Note: I’m a columnist for the Reader Weekly, an alt-weekly newspaper in Duluth, MN. Every Monday I post a new column.
This economy is like a monkey locked in a microwave. No one can get the microwave open or switch it off, and rather than allowing us to turn our heads, the major news outlets babble on endlessly about it, almost forcing us to watch as the facial features of the monkey melt into goo.
Well I say enough is enough, reader! The goddamn monkey is dead, and there’s nothing you can do about it. Are you a surgeon? Are you able to mold a melted monkey mug back into its former shape? Of course not. We’re just regular folk. We work in offices and warehouses, not monkey hospitals. There is no shame in closing our eyes and thinking about sexy things instead.
With that in mind, this Pulitzer Prize winning columnist* is not going to follow the sniveling crybaby trend put forth by our media. Sure, that damn monkey is on my mind as much as the rest of you, but complaining won’t help, and neither will forcing ourselves to think about it. In fact, that might make things even worse. We need to get that monkey out of our heads for at least a few moments each day. With that in mind, the remainder of today’s column will consist only of tips for how to win a water balloon fight.
Water is the last thing that’s free in this economy, or at least it is if your neighbor has an outdoor water faucet and is gone to work during the day. A pack of balloons are less than a dollar, so there is no logical reason why you and your unemployed friends can’t have a massive scale water balloon fight in your neighborhood.
It’s like playing Call of Duty on your Xbox 360, except it’s not an online game, so your opponents won’t be 14-year-olds who shout the n-word just to get a reaction out of people. Whether that’s a positive or negative aspect depends upon your sense of humor.

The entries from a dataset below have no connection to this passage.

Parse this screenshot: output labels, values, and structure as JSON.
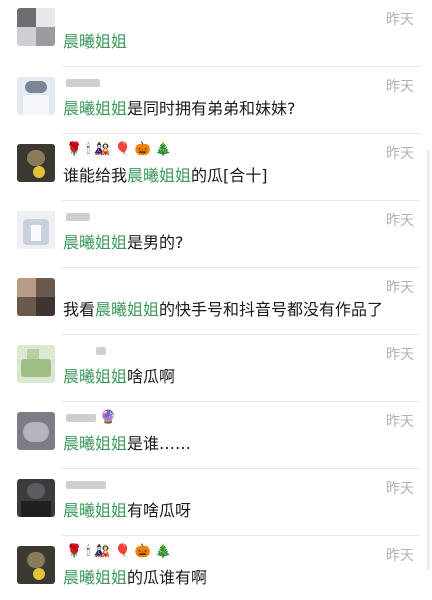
{
  "comments": [
    {
      "time": "昨天",
      "pre": "",
      "mention": "晨曦姐姐",
      "post": "",
      "emoji": ""
    },
    {
      "time": "昨天",
      "pre": "",
      "mention": "晨曦姐姐",
      "post": "是同时拥有弟弟和妹妹?",
      "emoji": ""
    },
    {
      "time": "昨天",
      "pre": "谁能给我",
      "mention": "晨曦姐姐",
      "post": "的瓜[合十]",
      "emoji": "🌹 🕯 🎎 🎈 🎃 🎄"
    },
    {
      "time": "昨天",
      "pre": "",
      "mention": "晨曦姐姐",
      "post": "是男的?",
      "emoji": ""
    },
    {
      "time": "昨天",
      "pre": "我看",
      "mention": "晨曦姐姐",
      "post": "的快手号和抖音号都没有作品了",
      "emoji": ""
    },
    {
      "time": "昨天",
      "pre": "",
      "mention": "晨曦姐姐",
      "post": "啥瓜啊",
      "emoji": ""
    },
    {
      "time": "昨天",
      "pre": "",
      "mention": "晨曦姐姐",
      "post": "是谁……",
      "emoji": "🔮"
    },
    {
      "time": "昨天",
      "pre": "",
      "mention": "晨曦姐姐",
      "post": "有啥瓜呀",
      "emoji": ""
    },
    {
      "time": "昨天",
      "pre": "",
      "mention": "晨曦姐姐",
      "post": "的瓜谁有啊",
      "emoji": "🌹 🕯 🎎 🎈 🎃 🎄"
    }
  ]
}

When I was 13 – a mere decade before I won my second Minnesota Book Award** – my friends and I would organize elaborate water balloon fights. They would scale entire neighborhoods, to the point where sometimes none of us would actually be able to find anyone from the opposing team. But the strategy was the fun part.

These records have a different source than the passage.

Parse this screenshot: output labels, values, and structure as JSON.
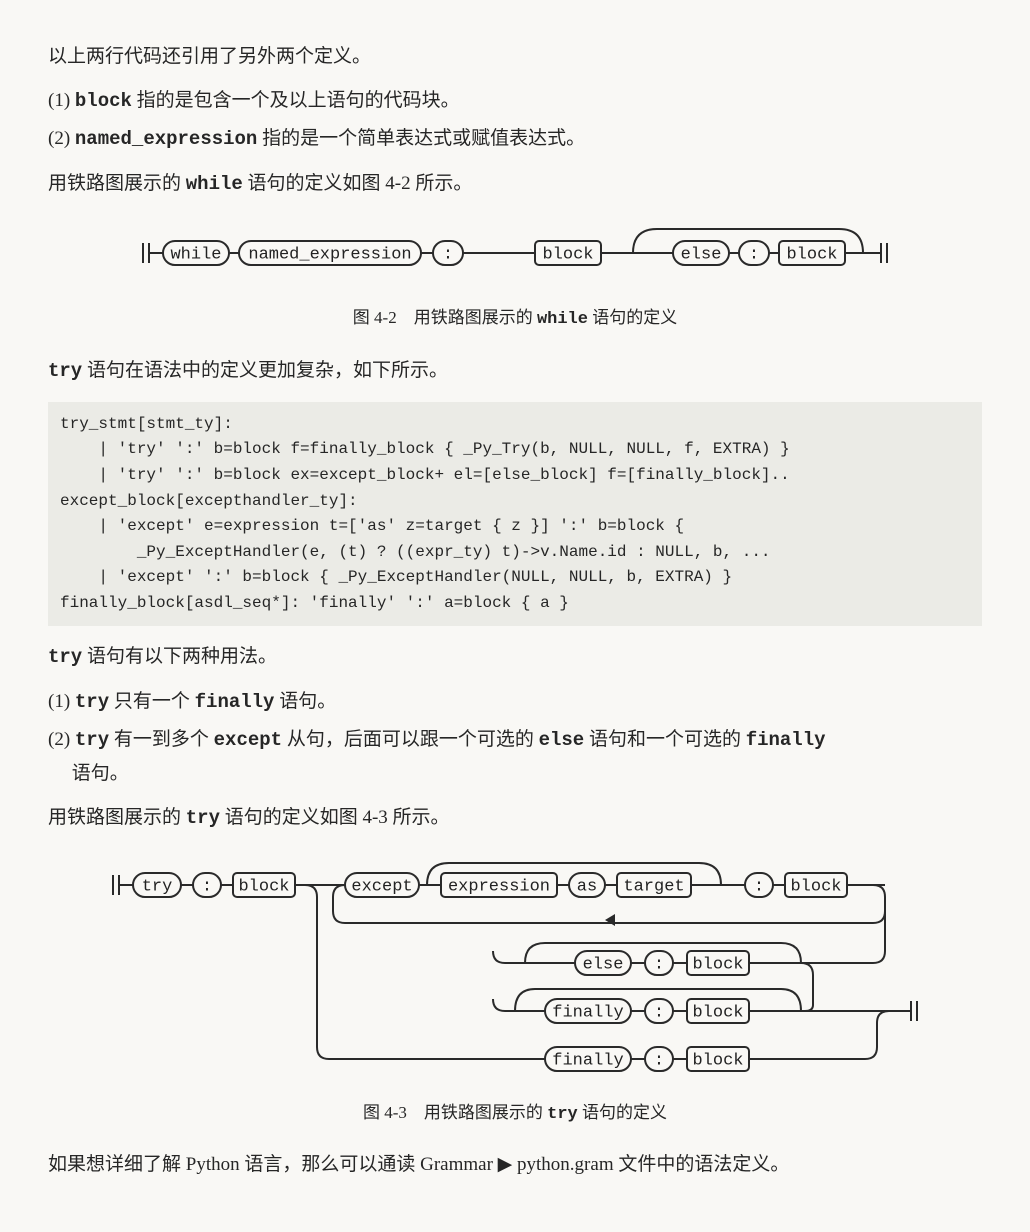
{
  "p_intro": "以上两行代码还引用了另外两个定义。",
  "defs": {
    "d1_prefix": "(1) ",
    "d1_code": "block",
    "d1_suffix": " 指的是包含一个及以上语句的代码块。",
    "d2_prefix": "(2) ",
    "d2_code": "named_expression",
    "d2_suffix": " 指的是一个简单表达式或赋值表达式。"
  },
  "p_while_lead_a": "用铁路图展示的 ",
  "p_while_lead_code": "while",
  "p_while_lead_b": " 语句的定义如图 4-2 所示。",
  "diagram_while": {
    "tokens": {
      "while": "while",
      "named_expression": "named_expression",
      "colon": ":",
      "block": "block",
      "else": "else"
    }
  },
  "fig42_a": "图 4-2　用铁路图展示的 ",
  "fig42_code": "while",
  "fig42_b": " 语句的定义",
  "p_try_lead_code": "try",
  "p_try_lead": " 语句在语法中的定义更加复杂，如下所示。",
  "codeblock": "try_stmt[stmt_ty]:\n    | 'try' ':' b=block f=finally_block { _Py_Try(b, NULL, NULL, f, EXTRA) }\n    | 'try' ':' b=block ex=except_block+ el=[else_block] f=[finally_block]..\nexcept_block[excepthandler_ty]:\n    | 'except' e=expression t=['as' z=target { z }] ':' b=block {\n        _Py_ExceptHandler(e, (t) ? ((expr_ty) t)->v.Name.id : NULL, b, ...\n    | 'except' ':' b=block { _Py_ExceptHandler(NULL, NULL, b, EXTRA) }\nfinally_block[asdl_seq*]: 'finally' ':' a=block { a }",
  "p_try_usage_code": "try",
  "p_try_usage": " 语句有以下两种用法。",
  "usage": {
    "u1_a": "(1) ",
    "u1_c1": "try",
    "u1_b": " 只有一个 ",
    "u1_c2": "finally",
    "u1_c": " 语句。",
    "u2_a": "(2) ",
    "u2_c1": "try",
    "u2_b": " 有一到多个 ",
    "u2_c2": "except",
    "u2_c": " 从句，后面可以跟一个可选的 ",
    "u2_c3": "else",
    "u2_d": " 语句和一个可选的 ",
    "u2_c4": "finally",
    "u2_e": " 语句。"
  },
  "p_try_diagram_lead_a": "用铁路图展示的 ",
  "p_try_diagram_lead_code": "try",
  "p_try_diagram_lead_b": " 语句的定义如图 4-3 所示。",
  "diagram_try": {
    "tokens": {
      "try": "try",
      "colon": ":",
      "block": "block",
      "except": "except",
      "expression": "expression",
      "as": "as",
      "target": "target",
      "else": "else",
      "finally": "finally"
    }
  },
  "fig43_a": "图 4-3　用铁路图展示的 ",
  "fig43_code": "try",
  "fig43_b": " 语句的定义",
  "outro_a": "如果想详细了解 Python 语言，那么可以通读 Grammar ",
  "outro_tri": "▶",
  "outro_b": " python.gram 文件中的语法定义。"
}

**This is a blatant lie.
The best strategy is to fight dirty. In one particular battle, the opposing team filled their water balloons with laundry detergent, which proved to be a devastating – if not tremendously dangerous – attack plan. When my mother walked outside to see what the commotion was about and found our house covered in Tide, the angry cursing that ensued became more entertaining than the battle itself.
Fortunately, the detergent was easy to clean, and after it had been rinsed off, our house smelled Mountain Spring fresh for days.
Another popular tactic we used was to implicitly state at the beginning of the water balloon fight that no cars were to be used. Then as soon as the battle began, we’d get our parents to drive us around the neighborhood so we could perform drive-bys on the opposing team and mock them for their naivete. This was the early-90s, so gangster rap culture was much more popular than it is today. However, the tactic is still relevant.
Since gasoline is once again inexpensive, and a biopic about Biggie Smalls is coming to theaters soon, I’d highly recommend the return of drive-by water balloonings. Especially to friends who are unaware that you wanted to have a water balloon fight with them in the first place.
A third water balloon strategy is to not leave your home base at all. Make the enemy come to you, and then unleash the hose on them. This is an especially effective plan if your opponents are using drive-by water balloonings. An outdoor hose with a powerful nozzle should be able to spray a heavy stream of water directly through the open windows of their vehicle, soaking them while also ruining their car’s upholstery.
When you and your unemployed crew get tired of soaking each other, a fourth plan is to join forces. You will undoubtedly have friends who don’t want to participate in your water balloon fights. Mainly your friends who still have jobs. Gather your unemployed brethren and hide in the bushes at an employed friend’s house. When they come home, make them pay for being better than you.
If possible, break into their house and hide someplace they frequent often, like the refrigerator. Granted, if you’re not good friends with them they might have you arrested for burglary and assault, but who’s going to press charges on someone brilliant enough to hide in their refrigerator? It’s like arresting Yo-Yo Ma for playing the cello.
Staging childish water balloon fights won’t help you find a job, and it certainly won’t make your significant other proud of you, but as sure as I’m the 2009 Wadsworth J. Poone Brilliance in Literature Award winner***, I guarantee that water balloon fights will give you a purpose. They’ll pass the time and make you feel powerful again. And in this fartpie of an economy, that’s just what we need.
***This award does not exist.